Over time, Columbus Day has become more opposed than celebrated, especially among the predominantly leftist student body at NYU. Columbus Day, though established as a celebration of American heritage, can no longer be approached with the same patriotism. Recently, the holiday and its namesake’s legacy have been met with backlash. Why should we honor a man who killed millions of indigenous people and laid the foundation for the transatlantic slave trade? When New York City Mayor Bill De Blasio called a committee last October to determine the fate of the Christopher Columbus monument in Central Park, I admit I was a bit disturbed by his decision to allow the statue to stand. But, as I have learned, the controversy surrounding the statue and Columbus Day itself is far more nuanced than I once believed. De Blasio’s ruling on the Columbus monument is logical and reflects the desires of an ideologically diverse New York constituency.
President Franklin Delano Roosevelt first put Columbus Day on the federal calendar in 1937, following intense pressure from the Italian American lobbyist group, the Knights of Columbus. Across the country, Italian Americans considered Columbus’ exploration to be a source of cultural pride — a celebration of an Italian man and his achievements, which were aided by Spanish Romanian Catholic leadership. Still, for some of the three million Italian Americans comprising 14 percent of New York City’s population, Columbus remains an icon of cultural significance. Even the monument itself was erected not to directly fame Columbus but to make Italian Americans feel welcome in New York after persecution in the 19th and 20th centuries. De Blasio, had he chosen to remove the monument, would have risked his actions being interpreted as a direct assault to many New Yorkers, especially voters.
However, in allowing the monument to stand, De Blasio highlights rather than mutes the grim reality of Columbus’ notorious voyage. To subdue the sentiments from the indigenous community, De Blasio attempted to extend an olive branch to meet the overdue solidarity. In addition to the proposal to erect a new statue on Columbus Circle honoring indigenous people, De Blasio’s committee suggested adding Indigenous Peoples’ Day to New York City’s calendar. Currently, 55 other cities across the country observe Indigenous Peoples’ Day on the second Monday in October. De Blasio took a much needed step in moving New York onto that list.
This is not a total congratulations of De Blasio’s ruling — his decision to leave a plaque honoring Marshal Philippe Pétain, a French Nazi collaborator, teeters on unacceptable. Some statues, such as the Robert E. Lee statue in Charlottesville, Virginia, deserve a place in history books alone. However, when it comes to Columbus, De Blasio was tactful in addressing the inevitable friction between history and the present. While Columbus certainly shouldn’t be regarded as a benevolent historical figure, he was integral in the formation of the world as we know it, and, for some, an important cultural icon. The United States is laden with monuments that reveal pieces of our nation’s imperfect history.

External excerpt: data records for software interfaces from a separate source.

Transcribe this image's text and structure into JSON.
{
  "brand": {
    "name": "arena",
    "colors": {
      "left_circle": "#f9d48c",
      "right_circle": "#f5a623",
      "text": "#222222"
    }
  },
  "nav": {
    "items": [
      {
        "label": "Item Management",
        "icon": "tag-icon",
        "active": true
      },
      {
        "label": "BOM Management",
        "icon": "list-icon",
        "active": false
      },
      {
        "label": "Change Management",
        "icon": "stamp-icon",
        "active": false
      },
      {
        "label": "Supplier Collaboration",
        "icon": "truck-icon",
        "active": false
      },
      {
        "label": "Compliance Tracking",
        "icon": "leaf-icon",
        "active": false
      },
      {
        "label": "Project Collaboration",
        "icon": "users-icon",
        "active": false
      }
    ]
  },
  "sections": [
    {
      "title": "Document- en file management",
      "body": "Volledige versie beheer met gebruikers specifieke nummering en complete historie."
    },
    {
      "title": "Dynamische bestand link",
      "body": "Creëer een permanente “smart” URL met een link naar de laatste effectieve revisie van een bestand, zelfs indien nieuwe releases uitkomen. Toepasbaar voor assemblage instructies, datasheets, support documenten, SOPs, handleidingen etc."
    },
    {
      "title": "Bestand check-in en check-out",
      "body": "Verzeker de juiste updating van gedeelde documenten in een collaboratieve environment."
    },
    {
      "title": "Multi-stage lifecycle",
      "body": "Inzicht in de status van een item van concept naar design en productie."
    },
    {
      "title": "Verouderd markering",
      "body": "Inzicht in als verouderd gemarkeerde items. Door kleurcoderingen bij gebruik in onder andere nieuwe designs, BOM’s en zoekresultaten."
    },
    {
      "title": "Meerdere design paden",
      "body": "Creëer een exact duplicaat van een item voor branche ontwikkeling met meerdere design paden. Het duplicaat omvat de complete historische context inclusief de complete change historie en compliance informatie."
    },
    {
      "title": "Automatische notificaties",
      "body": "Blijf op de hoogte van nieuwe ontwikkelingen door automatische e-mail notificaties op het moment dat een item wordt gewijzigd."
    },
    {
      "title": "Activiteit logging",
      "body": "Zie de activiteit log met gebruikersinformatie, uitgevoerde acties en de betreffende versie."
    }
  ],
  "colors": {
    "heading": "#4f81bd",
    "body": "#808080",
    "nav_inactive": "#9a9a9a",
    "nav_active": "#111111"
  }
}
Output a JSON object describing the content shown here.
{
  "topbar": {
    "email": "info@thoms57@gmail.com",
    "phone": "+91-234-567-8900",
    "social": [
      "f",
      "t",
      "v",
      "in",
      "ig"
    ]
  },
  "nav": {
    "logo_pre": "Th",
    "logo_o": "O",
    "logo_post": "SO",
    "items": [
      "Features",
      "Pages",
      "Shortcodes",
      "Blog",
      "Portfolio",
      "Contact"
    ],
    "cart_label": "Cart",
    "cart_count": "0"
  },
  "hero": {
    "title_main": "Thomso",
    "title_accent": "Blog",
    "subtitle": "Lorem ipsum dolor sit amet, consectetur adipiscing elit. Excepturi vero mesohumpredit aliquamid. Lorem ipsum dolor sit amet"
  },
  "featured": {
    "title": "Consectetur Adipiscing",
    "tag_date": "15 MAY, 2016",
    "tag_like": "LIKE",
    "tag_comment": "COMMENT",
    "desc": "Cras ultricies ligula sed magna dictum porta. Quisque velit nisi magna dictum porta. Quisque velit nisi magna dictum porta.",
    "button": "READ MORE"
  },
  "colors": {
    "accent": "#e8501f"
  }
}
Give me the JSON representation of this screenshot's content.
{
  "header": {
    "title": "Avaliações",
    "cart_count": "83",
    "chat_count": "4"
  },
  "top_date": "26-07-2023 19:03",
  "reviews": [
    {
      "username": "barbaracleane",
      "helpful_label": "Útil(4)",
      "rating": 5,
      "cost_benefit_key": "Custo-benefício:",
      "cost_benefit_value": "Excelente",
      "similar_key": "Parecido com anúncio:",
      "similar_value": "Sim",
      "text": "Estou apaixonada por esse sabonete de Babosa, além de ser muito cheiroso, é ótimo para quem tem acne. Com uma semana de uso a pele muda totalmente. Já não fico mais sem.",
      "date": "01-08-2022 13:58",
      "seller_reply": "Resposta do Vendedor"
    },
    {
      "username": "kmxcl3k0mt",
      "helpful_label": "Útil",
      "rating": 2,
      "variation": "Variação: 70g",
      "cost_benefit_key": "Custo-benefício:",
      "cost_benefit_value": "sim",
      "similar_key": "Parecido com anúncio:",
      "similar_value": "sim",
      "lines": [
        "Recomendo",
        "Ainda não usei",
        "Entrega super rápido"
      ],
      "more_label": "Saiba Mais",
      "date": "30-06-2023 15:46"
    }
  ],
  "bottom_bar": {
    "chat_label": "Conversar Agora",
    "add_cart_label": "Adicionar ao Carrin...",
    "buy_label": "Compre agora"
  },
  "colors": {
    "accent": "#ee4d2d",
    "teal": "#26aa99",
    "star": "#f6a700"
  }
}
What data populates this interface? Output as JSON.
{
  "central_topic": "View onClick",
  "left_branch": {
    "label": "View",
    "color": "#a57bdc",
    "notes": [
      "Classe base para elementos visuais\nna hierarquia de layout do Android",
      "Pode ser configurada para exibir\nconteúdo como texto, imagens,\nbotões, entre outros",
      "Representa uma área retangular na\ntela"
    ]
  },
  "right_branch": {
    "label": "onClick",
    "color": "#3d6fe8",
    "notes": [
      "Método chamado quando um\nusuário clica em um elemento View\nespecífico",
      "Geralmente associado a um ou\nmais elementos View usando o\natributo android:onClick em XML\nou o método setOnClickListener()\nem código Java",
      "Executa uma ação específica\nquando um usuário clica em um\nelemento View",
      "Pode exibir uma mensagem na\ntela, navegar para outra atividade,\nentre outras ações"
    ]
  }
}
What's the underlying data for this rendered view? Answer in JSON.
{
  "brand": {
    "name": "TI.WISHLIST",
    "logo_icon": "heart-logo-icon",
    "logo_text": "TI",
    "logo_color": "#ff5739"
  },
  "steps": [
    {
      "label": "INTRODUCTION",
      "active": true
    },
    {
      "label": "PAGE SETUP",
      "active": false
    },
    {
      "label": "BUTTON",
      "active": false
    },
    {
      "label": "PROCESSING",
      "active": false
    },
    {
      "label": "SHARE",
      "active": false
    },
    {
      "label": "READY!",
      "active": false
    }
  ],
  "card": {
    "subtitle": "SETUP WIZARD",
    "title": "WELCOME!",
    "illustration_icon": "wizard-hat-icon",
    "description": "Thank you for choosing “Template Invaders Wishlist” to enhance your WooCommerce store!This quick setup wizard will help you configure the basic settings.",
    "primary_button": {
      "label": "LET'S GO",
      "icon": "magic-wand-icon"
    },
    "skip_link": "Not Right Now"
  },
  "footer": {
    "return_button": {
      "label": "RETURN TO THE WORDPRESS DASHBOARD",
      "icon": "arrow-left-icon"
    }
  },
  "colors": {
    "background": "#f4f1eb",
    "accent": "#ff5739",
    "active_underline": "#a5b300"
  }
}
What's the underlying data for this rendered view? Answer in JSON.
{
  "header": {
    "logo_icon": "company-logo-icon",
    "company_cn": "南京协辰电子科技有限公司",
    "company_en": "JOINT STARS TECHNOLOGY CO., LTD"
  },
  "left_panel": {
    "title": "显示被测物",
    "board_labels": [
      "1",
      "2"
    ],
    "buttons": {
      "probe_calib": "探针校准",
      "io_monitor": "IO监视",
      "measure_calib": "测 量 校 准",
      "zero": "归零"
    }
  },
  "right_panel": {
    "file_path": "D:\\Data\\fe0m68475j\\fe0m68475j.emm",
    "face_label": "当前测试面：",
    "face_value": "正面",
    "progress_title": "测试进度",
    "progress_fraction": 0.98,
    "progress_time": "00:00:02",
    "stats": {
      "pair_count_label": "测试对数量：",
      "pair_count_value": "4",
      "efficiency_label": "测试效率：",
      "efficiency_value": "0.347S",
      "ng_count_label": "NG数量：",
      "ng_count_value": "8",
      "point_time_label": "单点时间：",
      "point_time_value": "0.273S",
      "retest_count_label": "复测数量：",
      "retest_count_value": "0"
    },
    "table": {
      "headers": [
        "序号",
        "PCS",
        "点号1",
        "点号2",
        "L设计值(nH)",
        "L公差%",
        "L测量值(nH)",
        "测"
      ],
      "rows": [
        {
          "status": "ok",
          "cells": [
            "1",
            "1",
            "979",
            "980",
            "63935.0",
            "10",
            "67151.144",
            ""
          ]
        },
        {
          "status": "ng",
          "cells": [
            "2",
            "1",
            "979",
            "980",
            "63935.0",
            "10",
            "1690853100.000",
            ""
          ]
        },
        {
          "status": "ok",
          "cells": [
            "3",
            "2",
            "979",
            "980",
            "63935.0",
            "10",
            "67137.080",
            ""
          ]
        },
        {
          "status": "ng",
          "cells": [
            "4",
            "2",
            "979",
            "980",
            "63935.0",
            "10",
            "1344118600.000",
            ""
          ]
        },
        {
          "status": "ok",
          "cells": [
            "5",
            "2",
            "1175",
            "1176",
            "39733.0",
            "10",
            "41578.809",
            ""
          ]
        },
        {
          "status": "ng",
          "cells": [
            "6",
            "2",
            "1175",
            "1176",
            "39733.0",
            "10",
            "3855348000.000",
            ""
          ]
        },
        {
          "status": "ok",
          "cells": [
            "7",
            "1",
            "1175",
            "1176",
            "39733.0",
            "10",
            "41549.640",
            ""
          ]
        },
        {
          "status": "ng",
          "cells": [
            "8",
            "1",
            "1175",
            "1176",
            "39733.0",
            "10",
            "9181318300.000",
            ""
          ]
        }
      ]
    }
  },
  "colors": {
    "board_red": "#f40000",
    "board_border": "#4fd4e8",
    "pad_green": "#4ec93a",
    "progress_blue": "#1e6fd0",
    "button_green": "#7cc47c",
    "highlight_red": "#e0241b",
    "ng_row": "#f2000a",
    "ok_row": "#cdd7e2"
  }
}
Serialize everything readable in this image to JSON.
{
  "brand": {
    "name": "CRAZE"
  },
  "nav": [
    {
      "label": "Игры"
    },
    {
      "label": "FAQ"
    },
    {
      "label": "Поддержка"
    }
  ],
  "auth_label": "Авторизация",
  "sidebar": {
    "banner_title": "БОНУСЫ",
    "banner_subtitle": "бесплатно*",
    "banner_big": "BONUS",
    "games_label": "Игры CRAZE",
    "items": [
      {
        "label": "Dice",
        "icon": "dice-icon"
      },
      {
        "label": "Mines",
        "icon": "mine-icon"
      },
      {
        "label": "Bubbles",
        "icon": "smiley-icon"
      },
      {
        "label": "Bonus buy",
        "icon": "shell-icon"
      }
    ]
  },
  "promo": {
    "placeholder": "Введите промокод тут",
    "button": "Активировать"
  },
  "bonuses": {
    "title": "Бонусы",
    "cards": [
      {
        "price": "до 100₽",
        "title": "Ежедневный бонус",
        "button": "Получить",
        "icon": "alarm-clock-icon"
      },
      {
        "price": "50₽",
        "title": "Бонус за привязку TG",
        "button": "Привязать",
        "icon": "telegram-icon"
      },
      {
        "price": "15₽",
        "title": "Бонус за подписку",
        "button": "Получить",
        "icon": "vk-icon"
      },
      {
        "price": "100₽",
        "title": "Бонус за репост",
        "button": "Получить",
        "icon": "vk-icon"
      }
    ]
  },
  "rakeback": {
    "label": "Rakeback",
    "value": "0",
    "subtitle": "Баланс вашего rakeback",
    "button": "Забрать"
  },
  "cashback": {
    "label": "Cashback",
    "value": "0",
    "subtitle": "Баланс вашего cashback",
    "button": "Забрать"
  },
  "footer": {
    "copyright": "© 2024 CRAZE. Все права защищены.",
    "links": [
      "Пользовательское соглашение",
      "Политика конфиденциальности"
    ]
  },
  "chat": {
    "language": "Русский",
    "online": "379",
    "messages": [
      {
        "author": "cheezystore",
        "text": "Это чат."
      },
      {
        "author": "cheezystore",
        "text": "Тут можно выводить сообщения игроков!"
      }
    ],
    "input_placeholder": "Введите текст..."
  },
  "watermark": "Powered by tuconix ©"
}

But for figures like Columbus, whose influence on American history continues to be significant and complicated, a long-standing monument — accompanied by a indigenous peoples’ monument — could serve as a source of national reflection.
A version of this article appeared in the Jan. 29 print edition. Email Alison Zimmerman at [email protected]